The Cleveland Cavaliers weren’t able to find a trade for Andre Drummond at the deadline on Thursday, and as a result decided to buy him out. That move became official on Friday, meaning that he will clear waivers in the next 48 hours and enter free agency as long as no team claims his $28.7 million contract.
According to Shams Charania of The Athletic, it doesn’t sound like that’s happening.
But Adrian Wojnarowski of ESPN reported on Friday — before Drummond’s buyout was even agreed to — that the recruiting from Lakers players had already begun (h/t @pickuphoop):
“They’re really focused on Andre Drummond right now. I know the Laker players have been trying to recruit him to L.A. Certainly there is an opportunity for him to step right in and become the starting center there. That Lakers team has missed the rim protection and how hard it was to get to the basket and get in the paint with Dwight Howard and JaVale McGee. It’s been a lot easier this year with Gasol and Montrezl Harrell, and so Drummond gives them that dimension.”
I already got into the larger picture of what Drummond would bring to the Lakers yesterday — mainly his historically good rebounding and being large — so I won’t rehash that too much. But Woj’s analysis is worth including because he is as informed as insiders come, so if he is saying this, it’s likely coming out of conversations he’s had with people who are aware of what the Lakers are looking for. So while you or I can point out that Drummond’s rim protection isn’t as great as his reputation would suggest, the Lakers appear to see things differently.
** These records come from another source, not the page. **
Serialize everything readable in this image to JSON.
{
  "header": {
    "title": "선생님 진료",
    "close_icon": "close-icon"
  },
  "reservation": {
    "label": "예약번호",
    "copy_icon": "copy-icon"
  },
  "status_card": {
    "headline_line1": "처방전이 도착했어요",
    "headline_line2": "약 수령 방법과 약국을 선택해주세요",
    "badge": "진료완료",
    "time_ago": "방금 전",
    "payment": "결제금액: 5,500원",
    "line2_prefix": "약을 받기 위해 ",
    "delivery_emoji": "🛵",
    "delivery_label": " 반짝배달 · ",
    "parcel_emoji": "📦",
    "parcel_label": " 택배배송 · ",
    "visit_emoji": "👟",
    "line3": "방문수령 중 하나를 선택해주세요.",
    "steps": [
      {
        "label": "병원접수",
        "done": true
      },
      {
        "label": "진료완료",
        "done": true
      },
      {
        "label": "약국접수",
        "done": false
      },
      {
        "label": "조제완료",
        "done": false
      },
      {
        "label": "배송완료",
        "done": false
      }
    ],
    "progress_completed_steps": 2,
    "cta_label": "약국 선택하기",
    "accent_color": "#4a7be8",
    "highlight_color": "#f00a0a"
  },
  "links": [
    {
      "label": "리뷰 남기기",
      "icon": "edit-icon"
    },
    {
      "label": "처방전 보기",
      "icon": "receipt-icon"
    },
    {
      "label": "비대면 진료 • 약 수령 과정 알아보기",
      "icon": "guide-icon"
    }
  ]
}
And from all the whispers and reports from insiders, it certainly does seem as though the Lakers are offering Drummond the starting center job. In that case, it’s worth noting that the numbers don’t actually say that Drummond is some massive improvement over Gasol defensively, so we should be prepared for that.
Within six feet of the rim, Drummond has allowed opponents to shoot 55.1% this season, which is 7.9% below their average, according to NBA.com. In the same area, Gasol has held opponents to 56.6% shooting, 4.8% lower than their average. Meanwhile, Gasol has allowed slightly fewer attempts (5.4) in that range than Drummond has (6.1). There is obviously larger team context that those individual numbers can’t account for — mainly that the Lakers are clearly a way better defensive team than the Cavaliers — but Gasol has been a part of that defense, and there is reason to believe that Drummond is not some massive improvement there.
Still, the Lakers might be able to get more out of Drummond than the Cavaliers have, and between their shopping of Montrezl Harrell, reported disappointment in Gasol’s play and their signing of Damian Jones to two 10-day contracts to see what an athletic center would look like with this roster, it’s pretty clear the Lakers want to at least have a different look they can go to at center. Whether Drummond is the answer or not, with two roster spots open, he’s at least worth a flyer as this team looks to load up for their playoff run.